Word for word, restate all of the records.

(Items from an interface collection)
____________

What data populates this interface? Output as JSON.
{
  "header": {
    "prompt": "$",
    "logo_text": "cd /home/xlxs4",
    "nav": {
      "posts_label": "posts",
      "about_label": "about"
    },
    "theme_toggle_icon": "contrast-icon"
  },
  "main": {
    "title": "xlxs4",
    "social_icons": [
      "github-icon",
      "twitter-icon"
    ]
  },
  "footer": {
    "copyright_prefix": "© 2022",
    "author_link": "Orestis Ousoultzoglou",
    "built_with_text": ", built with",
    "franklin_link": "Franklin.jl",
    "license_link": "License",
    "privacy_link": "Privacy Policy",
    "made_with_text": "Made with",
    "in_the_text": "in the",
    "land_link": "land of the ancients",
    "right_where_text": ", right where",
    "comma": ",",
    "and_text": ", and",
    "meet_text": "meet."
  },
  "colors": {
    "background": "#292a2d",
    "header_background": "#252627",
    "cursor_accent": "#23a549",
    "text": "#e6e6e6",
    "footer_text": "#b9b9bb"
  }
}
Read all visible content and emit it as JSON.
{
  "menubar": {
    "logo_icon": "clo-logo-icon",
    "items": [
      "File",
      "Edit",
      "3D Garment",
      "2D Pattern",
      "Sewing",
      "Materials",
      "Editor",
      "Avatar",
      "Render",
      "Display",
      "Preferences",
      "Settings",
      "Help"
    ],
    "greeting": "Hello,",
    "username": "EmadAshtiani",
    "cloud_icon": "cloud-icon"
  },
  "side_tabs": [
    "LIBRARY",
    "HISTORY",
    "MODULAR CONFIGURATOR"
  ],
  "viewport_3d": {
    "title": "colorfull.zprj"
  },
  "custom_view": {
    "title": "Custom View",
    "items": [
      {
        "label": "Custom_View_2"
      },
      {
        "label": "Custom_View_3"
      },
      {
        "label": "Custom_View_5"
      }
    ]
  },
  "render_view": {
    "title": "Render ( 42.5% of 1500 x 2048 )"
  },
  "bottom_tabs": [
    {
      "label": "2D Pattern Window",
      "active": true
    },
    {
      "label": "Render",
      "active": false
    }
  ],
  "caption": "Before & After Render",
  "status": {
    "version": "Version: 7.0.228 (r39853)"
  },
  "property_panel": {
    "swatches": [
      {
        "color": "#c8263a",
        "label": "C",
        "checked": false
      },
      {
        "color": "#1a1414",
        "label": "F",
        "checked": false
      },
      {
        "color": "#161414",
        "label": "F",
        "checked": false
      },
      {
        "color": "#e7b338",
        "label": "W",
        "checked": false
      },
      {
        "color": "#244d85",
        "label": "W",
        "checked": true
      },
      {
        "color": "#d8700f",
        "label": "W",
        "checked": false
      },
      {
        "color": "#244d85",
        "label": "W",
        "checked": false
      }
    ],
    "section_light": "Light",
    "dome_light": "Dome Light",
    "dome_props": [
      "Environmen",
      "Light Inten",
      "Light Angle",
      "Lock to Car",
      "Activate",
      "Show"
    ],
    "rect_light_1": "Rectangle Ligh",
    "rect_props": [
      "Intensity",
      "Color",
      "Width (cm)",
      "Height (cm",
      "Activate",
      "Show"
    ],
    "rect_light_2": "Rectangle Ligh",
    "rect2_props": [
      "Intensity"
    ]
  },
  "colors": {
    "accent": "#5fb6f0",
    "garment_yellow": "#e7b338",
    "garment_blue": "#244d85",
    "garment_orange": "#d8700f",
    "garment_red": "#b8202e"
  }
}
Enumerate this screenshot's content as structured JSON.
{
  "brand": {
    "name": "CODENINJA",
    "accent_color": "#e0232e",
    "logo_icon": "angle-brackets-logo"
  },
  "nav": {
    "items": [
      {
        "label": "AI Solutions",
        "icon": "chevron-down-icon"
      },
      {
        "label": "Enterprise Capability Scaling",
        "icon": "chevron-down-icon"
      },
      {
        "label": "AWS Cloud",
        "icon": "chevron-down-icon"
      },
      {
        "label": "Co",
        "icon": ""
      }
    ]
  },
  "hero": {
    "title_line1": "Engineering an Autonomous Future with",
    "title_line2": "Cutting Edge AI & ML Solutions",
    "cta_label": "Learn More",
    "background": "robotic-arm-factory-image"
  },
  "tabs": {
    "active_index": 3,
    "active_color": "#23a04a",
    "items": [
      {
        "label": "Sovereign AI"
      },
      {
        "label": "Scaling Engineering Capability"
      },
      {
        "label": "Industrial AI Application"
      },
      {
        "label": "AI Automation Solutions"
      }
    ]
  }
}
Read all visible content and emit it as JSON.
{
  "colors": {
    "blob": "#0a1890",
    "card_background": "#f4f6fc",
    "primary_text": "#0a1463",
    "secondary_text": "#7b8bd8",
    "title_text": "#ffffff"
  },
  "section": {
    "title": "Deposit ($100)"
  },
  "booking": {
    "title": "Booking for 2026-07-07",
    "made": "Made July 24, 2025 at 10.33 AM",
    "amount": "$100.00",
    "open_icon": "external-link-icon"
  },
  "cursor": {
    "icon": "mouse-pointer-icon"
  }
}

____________

## [Written reply]
What data populates this interface? Output as JSON.
{
  "header": {
    "prompt": "$",
    "logo_text": "cd /home/xlxs4",
    "nav": {
      "posts_label": "posts",
      "about_label": "about"
    },
    "theme_toggle_icon": "contrast-icon"
  },
  "main": {
    "title": "xlxs4",
    "social_icons": [
      "github-icon",
      "twitter-icon"
    ]
  },
  "footer": {
    "copyright_prefix": "© 2022",
    "author_link": "Orestis Ousoultzoglou",
    "built_with_text": ", built with",
    "franklin_link": "Franklin.jl",
    "license_link": "License",
    "privacy_link": "Privacy Policy",
    "made_with_text": "Made with",
    "in_the_text": "in the",
    "land_link": "land of the ancients",
    "right_where_text": ", right where",
    "comma": ",",
    "and_text": ", and",
    "meet_text": "meet."
  },
  "colors": {
    "background": "#292a2d",
    "header_background": "#252627",
    "cursor_accent": "#23a549",
    "text": "#e6e6e6",
    "footer_text": "#b9b9bb"
  }
}
Read all visible content and emit it as JSON.
{
  "menubar": {
    "logo_icon": "clo-logo-icon",
    "items": [
      "File",
      "Edit",
      "3D Garment",
      "2D Pattern",
      "Sewing",
      "Materials",
      "Editor",
      "Avatar",
      "Render",
      "Display",
      "Preferences",
      "Settings",
      "Help"
    ],
    "greeting": "Hello,",
    "username": "EmadAshtiani",
    "cloud_icon": "cloud-icon"
  },
  "side_tabs": [
    "LIBRARY",
    "HISTORY",
    "MODULAR CONFIGURATOR"
  ],
  "viewport_3d": {
    "title": "colorfull.zprj"
  },
  "custom_view": {
    "title": "Custom View",
    "items": [
      {
        "label": "Custom_View_2"
      },
      {
        "label": "Custom_View_3"
      },
      {
        "label": "Custom_View_5"
      }
    ]
  },
  "render_view": {
    "title": "Render ( 42.5% of 1500 x 2048 )"
  },
  "bottom_tabs": [
    {
      "label": "2D Pattern Window",
      "active": true
    },
    {
      "label": "Render",
      "active": false
    }
  ],
  "caption": "Before & After Render",
  "status": {
    "version": "Version: 7.0.228 (r39853)"
  },
  "property_panel": {
    "swatches": [
      {
        "color": "#c8263a",
        "label": "C",
        "checked": false
      },
      {
        "color": "#1a1414",
        "label": "F",
        "checked": false
      },
      {
        "color": "#161414",
        "label": "F",
        "checked": false
      },
      {
        "color": "#e7b338",
        "label": "W",
        "checked": false
      },
      {
        "color": "#244d85",
        "label": "W",
        "checked": true
      },
      {
        "color": "#d8700f",
        "label": "W",
        "checked": false
      },
      {
        "color": "#244d85",
        "label": "W",
        "checked": false
      }
    ],
    "section_light": "Light",
    "dome_light": "Dome Light",
    "dome_props": [
      "Environmen",
      "Light Inten",
      "Light Angle",
      "Lock to Car",
      "Activate",
      "Show"
    ],
    "rect_light_1": "Rectangle Ligh",
    "rect_props": [
      "Intensity",
      "Color",
      "Width (cm)",
      "Height (cm",
      "Activate",
      "Show"
    ],
    "rect_light_2": "Rectangle Ligh",
    "rect2_props": [
      "Intensity"
    ]
  },
  "colors": {
    "accent": "#5fb6f0",
    "garment_yellow": "#e7b338",
    "garment_blue": "#244d85",
    "garment_orange": "#d8700f",
    "garment_red": "#b8202e"
  }
}
Enumerate this screenshot's content as structured JSON.
{
  "brand": {
    "name": "CODENINJA",
    "accent_color": "#e0232e",
    "logo_icon": "angle-brackets-logo"
  },
  "nav": {
    "items": [
      {
        "label": "AI Solutions",
        "icon": "chevron-down-icon"
      },
      {
        "label": "Enterprise Capability Scaling",
        "icon": "chevron-down-icon"
      },
      {
        "label": "AWS Cloud",
        "icon": "chevron-down-icon"
      },
      {
        "label": "Co",
        "icon": ""
      }
    ]
  },
  "hero": {
    "title_line1": "Engineering an Autonomous Future with",
    "title_line2": "Cutting Edge AI & ML Solutions",
    "cta_label": "Learn More",
    "background": "robotic-arm-factory-image"
  },
  "tabs": {
    "active_index": 3,
    "active_color": "#23a04a",
    "items": [
      {
        "label": "Sovereign AI"
      },
      {
        "label": "Scaling Engineering Capability"
      },
      {
        "label": "Industrial AI Application"
      },
      {
        "label": "AI Automation Solutions"
      }
    ]
  }
}
Read all visible content and emit it as JSON.
{
  "colors": {
    "blob": "#0a1890",
    "card_background": "#f4f6fc",
    "primary_text": "#0a1463",
    "secondary_text": "#7b8bd8",
    "title_text": "#ffffff"
  },
  "section": {
    "title": "Deposit ($100)"
  },
  "booking": {
    "title": "Booking for 2026-07-07",
    "made": "Made July 24, 2025 at 10.33 AM",
    "amount": "$100.00",
    "open_icon": "external-link-icon"
  },
  "cursor": {
    "icon": "mouse-pointer-icon"
  }
}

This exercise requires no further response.